### ASSIGNMENT
Each line in the data holding "JSON" should be listed.

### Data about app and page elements
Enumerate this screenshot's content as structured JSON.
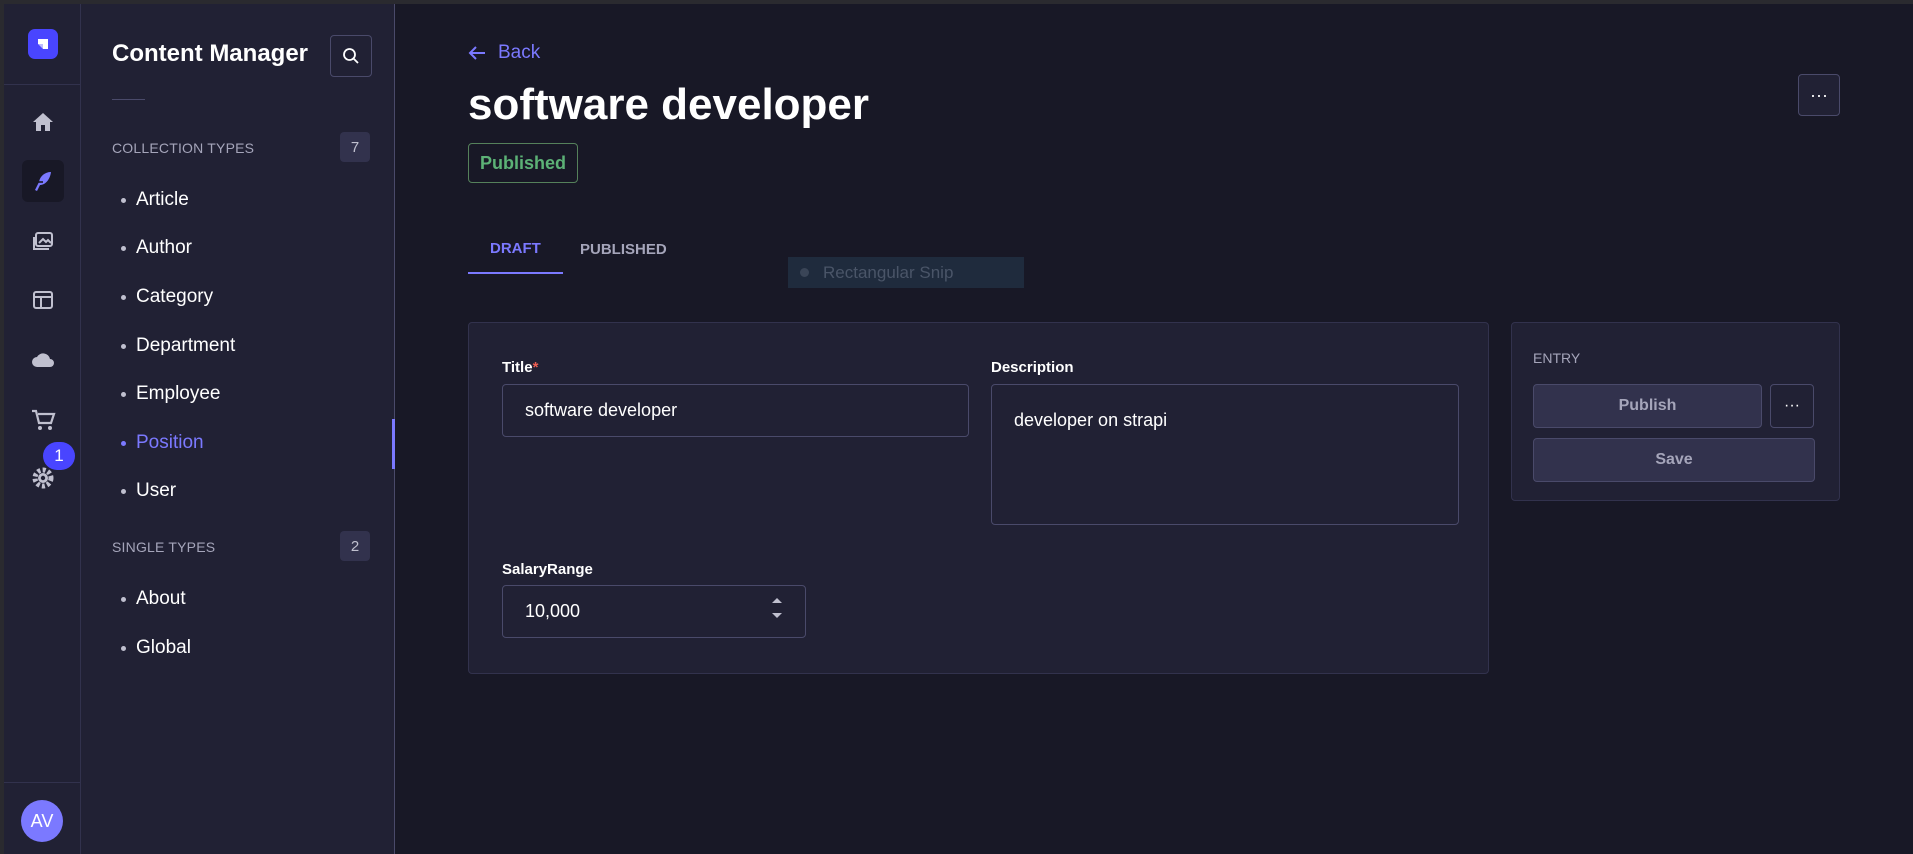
{
  "sidebar_rail": {
    "notification_count": "1",
    "avatar_initials": "AV"
  },
  "subnav": {
    "title": "Content Manager",
    "collection_types": {
      "heading": "COLLECTION TYPES",
      "count": "7",
      "items": [
        {
          "label": "Article"
        },
        {
          "label": "Author"
        },
        {
          "label": "Category"
        },
        {
          "label": "Department"
        },
        {
          "label": "Employee"
        },
        {
          "label": "Position"
        },
        {
          "label": "User"
        }
      ],
      "active_item": "Position"
    },
    "single_types": {
      "heading": "SINGLE TYPES",
      "count": "2",
      "items": [
        {
          "label": "About"
        },
        {
          "label": "Global"
        }
      ]
    }
  },
  "header": {
    "back_label": "Back",
    "title": "software developer",
    "status": "Published"
  },
  "tabs": [
    {
      "label": "DRAFT",
      "active": true
    },
    {
      "label": "PUBLISHED",
      "active": false
    }
  ],
  "overlay": {
    "snip_label": "Rectangular Snip"
  },
  "form": {
    "title_label": "Title",
    "title_required_mark": "*",
    "title_value": "software developer",
    "description_label": "Description",
    "description_value": "developer on strapi",
    "salary_label": "SalaryRange",
    "salary_value": "10,000"
  },
  "entry_panel": {
    "heading": "ENTRY",
    "publish_label": "Publish",
    "save_label": "Save"
  },
  "colors": {
    "accent": "#7b79ff",
    "brand": "#4945ff",
    "published_green": "#5cb176",
    "required_red": "#ee5e52",
    "background": "#181826",
    "panel": "#212134"
  }
}
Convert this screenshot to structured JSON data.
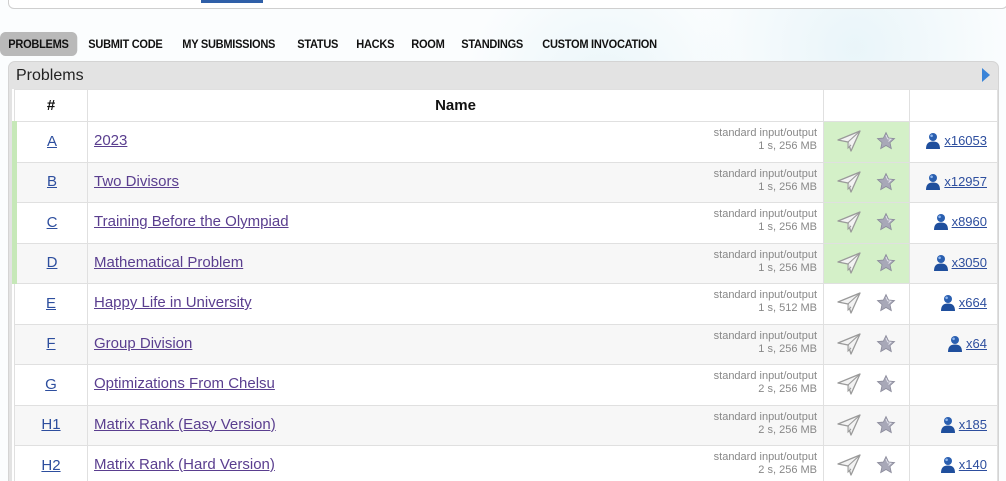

### SOLUTION FOR THIS EXERCISE
Enumerate this screenshot's content as structured JSON.
Convert this screenshot to structured JSON data.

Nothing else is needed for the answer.